▶ [The problem] In full and without alteration, write out the lines below.

▶ [Information]
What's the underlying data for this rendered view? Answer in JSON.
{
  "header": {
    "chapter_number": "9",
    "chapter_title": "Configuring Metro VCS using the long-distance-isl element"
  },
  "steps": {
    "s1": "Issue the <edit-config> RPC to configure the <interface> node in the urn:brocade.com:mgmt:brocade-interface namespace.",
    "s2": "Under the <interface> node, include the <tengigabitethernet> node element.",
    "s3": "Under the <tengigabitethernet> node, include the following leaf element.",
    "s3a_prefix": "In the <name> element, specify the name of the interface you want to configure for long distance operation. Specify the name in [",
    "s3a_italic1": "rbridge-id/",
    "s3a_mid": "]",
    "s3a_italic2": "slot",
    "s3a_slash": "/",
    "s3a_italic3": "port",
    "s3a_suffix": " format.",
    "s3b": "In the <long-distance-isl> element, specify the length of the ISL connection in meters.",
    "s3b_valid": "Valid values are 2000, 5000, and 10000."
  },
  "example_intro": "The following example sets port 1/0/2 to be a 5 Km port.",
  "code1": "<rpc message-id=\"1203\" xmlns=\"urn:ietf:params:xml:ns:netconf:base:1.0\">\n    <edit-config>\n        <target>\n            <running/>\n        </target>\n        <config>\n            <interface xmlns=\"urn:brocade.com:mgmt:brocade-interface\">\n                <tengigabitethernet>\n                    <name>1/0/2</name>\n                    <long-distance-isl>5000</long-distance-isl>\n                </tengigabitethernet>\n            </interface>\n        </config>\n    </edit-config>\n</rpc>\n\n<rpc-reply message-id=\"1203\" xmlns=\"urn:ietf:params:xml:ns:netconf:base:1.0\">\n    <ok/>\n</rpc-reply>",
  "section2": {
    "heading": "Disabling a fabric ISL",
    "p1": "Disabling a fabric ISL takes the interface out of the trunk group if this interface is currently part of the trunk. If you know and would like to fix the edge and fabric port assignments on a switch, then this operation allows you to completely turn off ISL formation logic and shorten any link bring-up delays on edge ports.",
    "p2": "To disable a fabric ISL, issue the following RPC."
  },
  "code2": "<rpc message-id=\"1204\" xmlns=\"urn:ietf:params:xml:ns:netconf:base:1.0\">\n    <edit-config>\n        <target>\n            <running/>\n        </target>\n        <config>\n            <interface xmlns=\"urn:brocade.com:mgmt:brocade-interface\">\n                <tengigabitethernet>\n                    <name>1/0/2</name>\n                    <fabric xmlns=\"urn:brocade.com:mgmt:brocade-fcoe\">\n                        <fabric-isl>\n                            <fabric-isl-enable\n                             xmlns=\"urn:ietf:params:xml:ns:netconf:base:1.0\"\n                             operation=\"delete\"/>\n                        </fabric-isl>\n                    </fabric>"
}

▶ [Solution for this problem]
What's the underlying data for this rendered view? Answer in JSON.
{
  "header": {
    "chapter_number": "9",
    "chapter_title": "Configuring Metro VCS using the long-distance-isl element"
  },
  "steps": {
    "s1": "Issue the <edit-config> RPC to configure the <interface> node in the urn:brocade.com:mgmt:brocade-interface namespace.",
    "s2": "Under the <interface> node, include the <tengigabitethernet> node element.",
    "s3": "Under the <tengigabitethernet> node, include the following leaf element.",
    "s3a_prefix": "In the <name> element, specify the name of the interface you want to configure for long distance operation. Specify the name in [",
    "s3a_italic1": "rbridge-id/",
    "s3a_mid": "]",
    "s3a_italic2": "slot",
    "s3a_slash": "/",
    "s3a_italic3": "port",
    "s3a_suffix": " format.",
    "s3b": "In the <long-distance-isl> element, specify the length of the ISL connection in meters.",
    "s3b_valid": "Valid values are 2000, 5000, and 10000."
  },
  "example_intro": "The following example sets port 1/0/2 to be a 5 Km port.",
  "code1": "<rpc message-id=\"1203\" xmlns=\"urn:ietf:params:xml:ns:netconf:base:1.0\">\n    <edit-config>\n        <target>\n            <running/>\n        </target>\n        <config>\n            <interface xmlns=\"urn:brocade.com:mgmt:brocade-interface\">\n                <tengigabitethernet>\n                    <name>1/0/2</name>\n                    <long-distance-isl>5000</long-distance-isl>\n                </tengigabitethernet>\n            </interface>\n        </config>\n    </edit-config>\n</rpc>\n\n<rpc-reply message-id=\"1203\" xmlns=\"urn:ietf:params:xml:ns:netconf:base:1.0\">\n    <ok/>\n</rpc-reply>",
  "section2": {
    "heading": "Disabling a fabric ISL",
    "p1": "Disabling a fabric ISL takes the interface out of the trunk group if this interface is currently part of the trunk. If you know and would like to fix the edge and fabric port assignments on a switch, then this operation allows you to completely turn off ISL formation logic and shorten any link bring-up delays on edge ports.",
    "p2": "To disable a fabric ISL, issue the following RPC."
  },
  "code2": "<rpc message-id=\"1204\" xmlns=\"urn:ietf:params:xml:ns:netconf:base:1.0\">\n    <edit-config>\n        <target>\n            <running/>\n        </target>\n        <config>\n            <interface xmlns=\"urn:brocade.com:mgmt:brocade-interface\">\n                <tengigabitethernet>\n                    <name>1/0/2</name>\n                    <fabric xmlns=\"urn:brocade.com:mgmt:brocade-fcoe\">\n                        <fabric-isl>\n                            <fabric-isl-enable\n                             xmlns=\"urn:ietf:params:xml:ns:netconf:base:1.0\"\n                             operation=\"delete\"/>\n                        </fabric-isl>\n                    </fabric>"
}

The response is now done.